Retype all of the listing exactly, passing over any picture you find.
[Data to examine — start]
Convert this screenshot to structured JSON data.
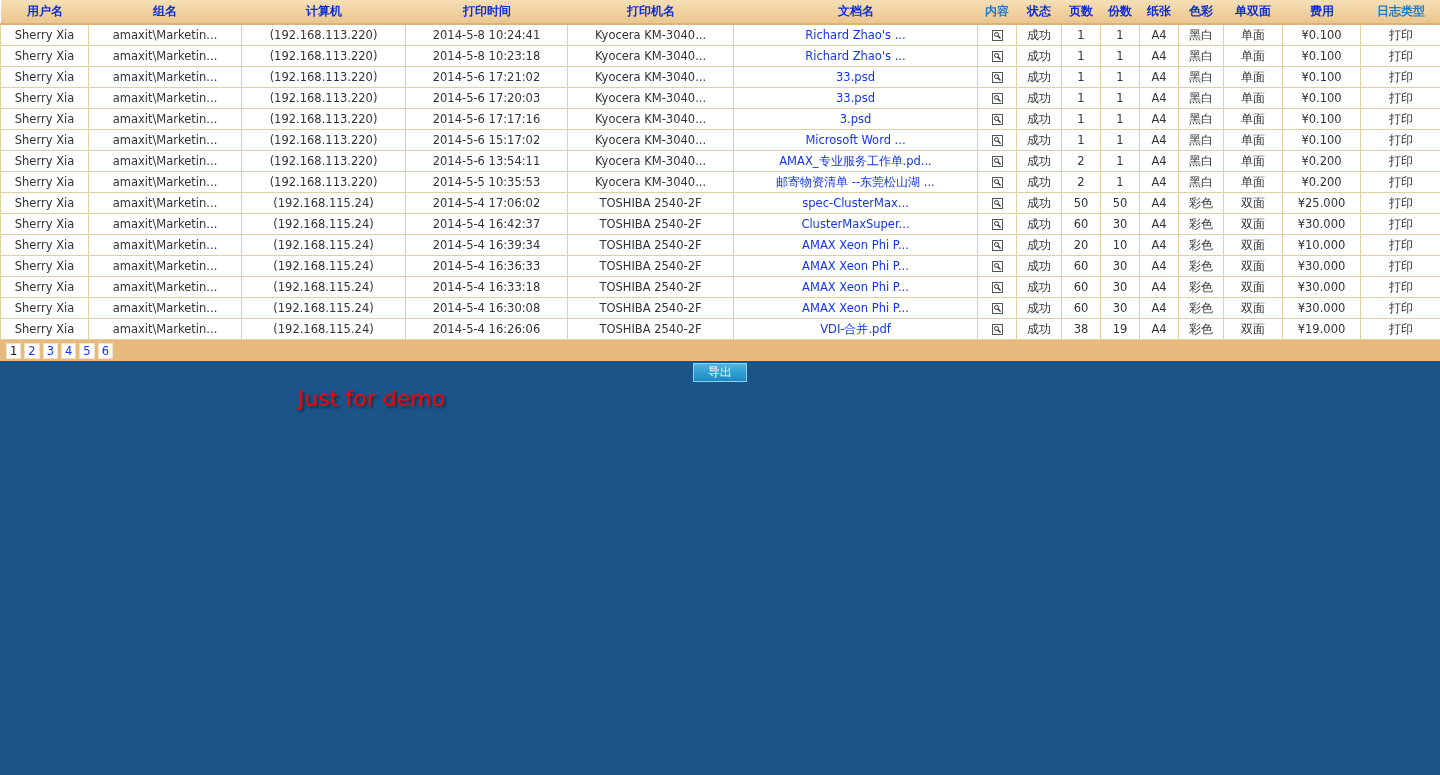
{
  "table": {
    "columns": [
      {
        "label": "用户名",
        "kind": "text",
        "highlighted": false
      },
      {
        "label": "组名",
        "kind": "text",
        "highlighted": false
      },
      {
        "label": "计算机",
        "kind": "text",
        "highlighted": false
      },
      {
        "label": "打印时间",
        "kind": "text",
        "highlighted": false
      },
      {
        "label": "打印机名",
        "kind": "text",
        "highlighted": false
      },
      {
        "label": "文档名",
        "kind": "link",
        "highlighted": false
      },
      {
        "label": "内容",
        "kind": "icon",
        "highlighted": true
      },
      {
        "label": "状态",
        "kind": "text",
        "highlighted": false
      },
      {
        "label": "页数",
        "kind": "text",
        "highlighted": false
      },
      {
        "label": "份数",
        "kind": "text",
        "highlighted": false
      },
      {
        "label": "纸张",
        "kind": "text",
        "highlighted": false
      },
      {
        "label": "色彩",
        "kind": "text",
        "highlighted": false
      },
      {
        "label": "单双面",
        "kind": "text",
        "highlighted": false
      },
      {
        "label": "费用",
        "kind": "text",
        "highlighted": false
      },
      {
        "label": "日志类型",
        "kind": "text",
        "highlighted": true
      }
    ],
    "rows": [
      [
        "Sherry Xia",
        "amaxit\\Marketin...",
        "(192.168.113.220)",
        "2014-5-8 10:24:41",
        "Kyocera KM-3040...",
        "Richard Zhao's ...",
        "",
        "成功",
        "1",
        "1",
        "A4",
        "黑白",
        "单面",
        "¥0.100",
        "打印"
      ],
      [
        "Sherry Xia",
        "amaxit\\Marketin...",
        "(192.168.113.220)",
        "2014-5-8 10:23:18",
        "Kyocera KM-3040...",
        "Richard Zhao's ...",
        "",
        "成功",
        "1",
        "1",
        "A4",
        "黑白",
        "单面",
        "¥0.100",
        "打印"
      ],
      [
        "Sherry Xia",
        "amaxit\\Marketin...",
        "(192.168.113.220)",
        "2014-5-6 17:21:02",
        "Kyocera KM-3040...",
        "33.psd",
        "",
        "成功",
        "1",
        "1",
        "A4",
        "黑白",
        "单面",
        "¥0.100",
        "打印"
      ],
      [
        "Sherry Xia",
        "amaxit\\Marketin...",
        "(192.168.113.220)",
        "2014-5-6 17:20:03",
        "Kyocera KM-3040...",
        "33.psd",
        "",
        "成功",
        "1",
        "1",
        "A4",
        "黑白",
        "单面",
        "¥0.100",
        "打印"
      ],
      [
        "Sherry Xia",
        "amaxit\\Marketin...",
        "(192.168.113.220)",
        "2014-5-6 17:17:16",
        "Kyocera KM-3040...",
        "3.psd",
        "",
        "成功",
        "1",
        "1",
        "A4",
        "黑白",
        "单面",
        "¥0.100",
        "打印"
      ],
      [
        "Sherry Xia",
        "amaxit\\Marketin...",
        "(192.168.113.220)",
        "2014-5-6 15:17:02",
        "Kyocera KM-3040...",
        "Microsoft Word ...",
        "",
        "成功",
        "1",
        "1",
        "A4",
        "黑白",
        "单面",
        "¥0.100",
        "打印"
      ],
      [
        "Sherry Xia",
        "amaxit\\Marketin...",
        "(192.168.113.220)",
        "2014-5-6 13:54:11",
        "Kyocera KM-3040...",
        "AMAX_专业服务工作单.pd...",
        "",
        "成功",
        "2",
        "1",
        "A4",
        "黑白",
        "单面",
        "¥0.200",
        "打印"
      ],
      [
        "Sherry Xia",
        "amaxit\\Marketin...",
        "(192.168.113.220)",
        "2014-5-5 10:35:53",
        "Kyocera KM-3040...",
        "邮寄物资清单 --东莞松山湖 ...",
        "",
        "成功",
        "2",
        "1",
        "A4",
        "黑白",
        "单面",
        "¥0.200",
        "打印"
      ],
      [
        "Sherry Xia",
        "amaxit\\Marketin...",
        "(192.168.115.24)",
        "2014-5-4 17:06:02",
        "TOSHIBA 2540-2F",
        "spec-ClusterMax...",
        "",
        "成功",
        "50",
        "50",
        "A4",
        "彩色",
        "双面",
        "¥25.000",
        "打印"
      ],
      [
        "Sherry Xia",
        "amaxit\\Marketin...",
        "(192.168.115.24)",
        "2014-5-4 16:42:37",
        "TOSHIBA 2540-2F",
        "ClusterMaxSuper...",
        "",
        "成功",
        "60",
        "30",
        "A4",
        "彩色",
        "双面",
        "¥30.000",
        "打印"
      ],
      [
        "Sherry Xia",
        "amaxit\\Marketin...",
        "(192.168.115.24)",
        "2014-5-4 16:39:34",
        "TOSHIBA 2540-2F",
        "AMAX Xeon Phi P...",
        "",
        "成功",
        "20",
        "10",
        "A4",
        "彩色",
        "双面",
        "¥10.000",
        "打印"
      ],
      [
        "Sherry Xia",
        "amaxit\\Marketin...",
        "(192.168.115.24)",
        "2014-5-4 16:36:33",
        "TOSHIBA 2540-2F",
        "AMAX Xeon Phi P...",
        "",
        "成功",
        "60",
        "30",
        "A4",
        "彩色",
        "双面",
        "¥30.000",
        "打印"
      ],
      [
        "Sherry Xia",
        "amaxit\\Marketin...",
        "(192.168.115.24)",
        "2014-5-4 16:33:18",
        "TOSHIBA 2540-2F",
        "AMAX Xeon Phi P...",
        "",
        "成功",
        "60",
        "30",
        "A4",
        "彩色",
        "双面",
        "¥30.000",
        "打印"
      ],
      [
        "Sherry Xia",
        "amaxit\\Marketin...",
        "(192.168.115.24)",
        "2014-5-4 16:30:08",
        "TOSHIBA 2540-2F",
        "AMAX Xeon Phi P...",
        "",
        "成功",
        "60",
        "30",
        "A4",
        "彩色",
        "双面",
        "¥30.000",
        "打印"
      ],
      [
        "Sherry Xia",
        "amaxit\\Marketin...",
        "(192.168.115.24)",
        "2014-5-4 16:26:06",
        "TOSHIBA 2540-2F",
        "VDI-合并.pdf",
        "",
        "成功",
        "38",
        "19",
        "A4",
        "彩色",
        "双面",
        "¥19.000",
        "打印"
      ]
    ]
  },
  "pagination": [
    {
      "label": "1",
      "selected": true
    },
    {
      "label": "2",
      "selected": false
    },
    {
      "label": "3",
      "selected": false
    },
    {
      "label": "4",
      "selected": false
    },
    {
      "label": "5",
      "selected": false
    },
    {
      "label": "6",
      "selected": false
    }
  ],
  "export_button": "导出",
  "demo_note": "Just for demo"
}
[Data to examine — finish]
The answer ->
Convert this screenshot to structured JSON data.
{
  "table": {
    "columns": [
      {
        "label": "用户名",
        "kind": "text",
        "highlighted": false
      },
      {
        "label": "组名",
        "kind": "text",
        "highlighted": false
      },
      {
        "label": "计算机",
        "kind": "text",
        "highlighted": false
      },
      {
        "label": "打印时间",
        "kind": "text",
        "highlighted": false
      },
      {
        "label": "打印机名",
        "kind": "text",
        "highlighted": false
      },
      {
        "label": "文档名",
        "kind": "link",
        "highlighted": false
      },
      {
        "label": "内容",
        "kind": "icon",
        "highlighted": true
      },
      {
        "label": "状态",
        "kind": "text",
        "highlighted": false
      },
      {
        "label": "页数",
        "kind": "text",
        "highlighted": false
      },
      {
        "label": "份数",
        "kind": "text",
        "highlighted": false
      },
      {
        "label": "纸张",
        "kind": "text",
        "highlighted": false
      },
      {
        "label": "色彩",
        "kind": "text",
        "highlighted": false
      },
      {
        "label": "单双面",
        "kind": "text",
        "highlighted": false
      },
      {
        "label": "费用",
        "kind": "text",
        "highlighted": false
      },
      {
        "label": "日志类型",
        "kind": "text",
        "highlighted": true
      }
    ],
    "rows": [
      [
        "Sherry Xia",
        "amaxit\\Marketin...",
        "(192.168.113.220)",
        "2014-5-8 10:24:41",
        "Kyocera KM-3040...",
        "Richard Zhao's ...",
        "",
        "成功",
        "1",
        "1",
        "A4",
        "黑白",
        "单面",
        "¥0.100",
        "打印"
      ],
      [
        "Sherry Xia",
        "amaxit\\Marketin...",
        "(192.168.113.220)",
        "2014-5-8 10:23:18",
        "Kyocera KM-3040...",
        "Richard Zhao's ...",
        "",
        "成功",
        "1",
        "1",
        "A4",
        "黑白",
        "单面",
        "¥0.100",
        "打印"
      ],
      [
        "Sherry Xia",
        "amaxit\\Marketin...",
        "(192.168.113.220)",
        "2014-5-6 17:21:02",
        "Kyocera KM-3040...",
        "33.psd",
        "",
        "成功",
        "1",
        "1",
        "A4",
        "黑白",
        "单面",
        "¥0.100",
        "打印"
      ],
      [
        "Sherry Xia",
        "amaxit\\Marketin...",
        "(192.168.113.220)",
        "2014-5-6 17:20:03",
        "Kyocera KM-3040...",
        "33.psd",
        "",
        "成功",
        "1",
        "1",
        "A4",
        "黑白",
        "单面",
        "¥0.100",
        "打印"
      ],
      [
        "Sherry Xia",
        "amaxit\\Marketin...",
        "(192.168.113.220)",
        "2014-5-6 17:17:16",
        "Kyocera KM-3040...",
        "3.psd",
        "",
        "成功",
        "1",
        "1",
        "A4",
        "黑白",
        "单面",
        "¥0.100",
        "打印"
      ],
      [
        "Sherry Xia",
        "amaxit\\Marketin...",
        "(192.168.113.220)",
        "2014-5-6 15:17:02",
        "Kyocera KM-3040...",
        "Microsoft Word ...",
        "",
        "成功",
        "1",
        "1",
        "A4",
        "黑白",
        "单面",
        "¥0.100",
        "打印"
      ],
      [
        "Sherry Xia",
        "amaxit\\Marketin...",
        "(192.168.113.220)",
        "2014-5-6 13:54:11",
        "Kyocera KM-3040...",
        "AMAX_专业服务工作单.pd...",
        "",
        "成功",
        "2",
        "1",
        "A4",
        "黑白",
        "单面",
        "¥0.200",
        "打印"
      ],
      [
        "Sherry Xia",
        "amaxit\\Marketin...",
        "(192.168.113.220)",
        "2014-5-5 10:35:53",
        "Kyocera KM-3040...",
        "邮寄物资清单 --东莞松山湖 ...",
        "",
        "成功",
        "2",
        "1",
        "A4",
        "黑白",
        "单面",
        "¥0.200",
        "打印"
      ],
      [
        "Sherry Xia",
        "amaxit\\Marketin...",
        "(192.168.115.24)",
        "2014-5-4 17:06:02",
        "TOSHIBA 2540-2F",
        "spec-ClusterMax...",
        "",
        "成功",
        "50",
        "50",
        "A4",
        "彩色",
        "双面",
        "¥25.000",
        "打印"
      ],
      [
        "Sherry Xia",
        "amaxit\\Marketin...",
        "(192.168.115.24)",
        "2014-5-4 16:42:37",
        "TOSHIBA 2540-2F",
        "ClusterMaxSuper...",
        "",
        "成功",
        "60",
        "30",
        "A4",
        "彩色",
        "双面",
        "¥30.000",
        "打印"
      ],
      [
        "Sherry Xia",
        "amaxit\\Marketin...",
        "(192.168.115.24)",
        "2014-5-4 16:39:34",
        "TOSHIBA 2540-2F",
        "AMAX Xeon Phi P...",
        "",
        "成功",
        "20",
        "10",
        "A4",
        "彩色",
        "双面",
        "¥10.000",
        "打印"
      ],
      [
        "Sherry Xia",
        "amaxit\\Marketin...",
        "(192.168.115.24)",
        "2014-5-4 16:36:33",
        "TOSHIBA 2540-2F",
        "AMAX Xeon Phi P...",
        "",
        "成功",
        "60",
        "30",
        "A4",
        "彩色",
        "双面",
        "¥30.000",
        "打印"
      ],
      [
        "Sherry Xia",
        "amaxit\\Marketin...",
        "(192.168.115.24)",
        "2014-5-4 16:33:18",
        "TOSHIBA 2540-2F",
        "AMAX Xeon Phi P...",
        "",
        "成功",
        "60",
        "30",
        "A4",
        "彩色",
        "双面",
        "¥30.000",
        "打印"
      ],
      [
        "Sherry Xia",
        "amaxit\\Marketin...",
        "(192.168.115.24)",
        "2014-5-4 16:30:08",
        "TOSHIBA 2540-2F",
        "AMAX Xeon Phi P...",
        "",
        "成功",
        "60",
        "30",
        "A4",
        "彩色",
        "双面",
        "¥30.000",
        "打印"
      ],
      [
        "Sherry Xia",
        "amaxit\\Marketin...",
        "(192.168.115.24)",
        "2014-5-4 16:26:06",
        "TOSHIBA 2540-2F",
        "VDI-合并.pdf",
        "",
        "成功",
        "38",
        "19",
        "A4",
        "彩色",
        "双面",
        "¥19.000",
        "打印"
      ]
    ]
  },
  "pagination": [
    {
      "label": "1",
      "selected": true
    },
    {
      "label": "2",
      "selected": false
    },
    {
      "label": "3",
      "selected": false
    },
    {
      "label": "4",
      "selected": false
    },
    {
      "label": "5",
      "selected": false
    },
    {
      "label": "6",
      "selected": false
    }
  ],
  "export_button": "导出",
  "demo_note": "Just for demo"
}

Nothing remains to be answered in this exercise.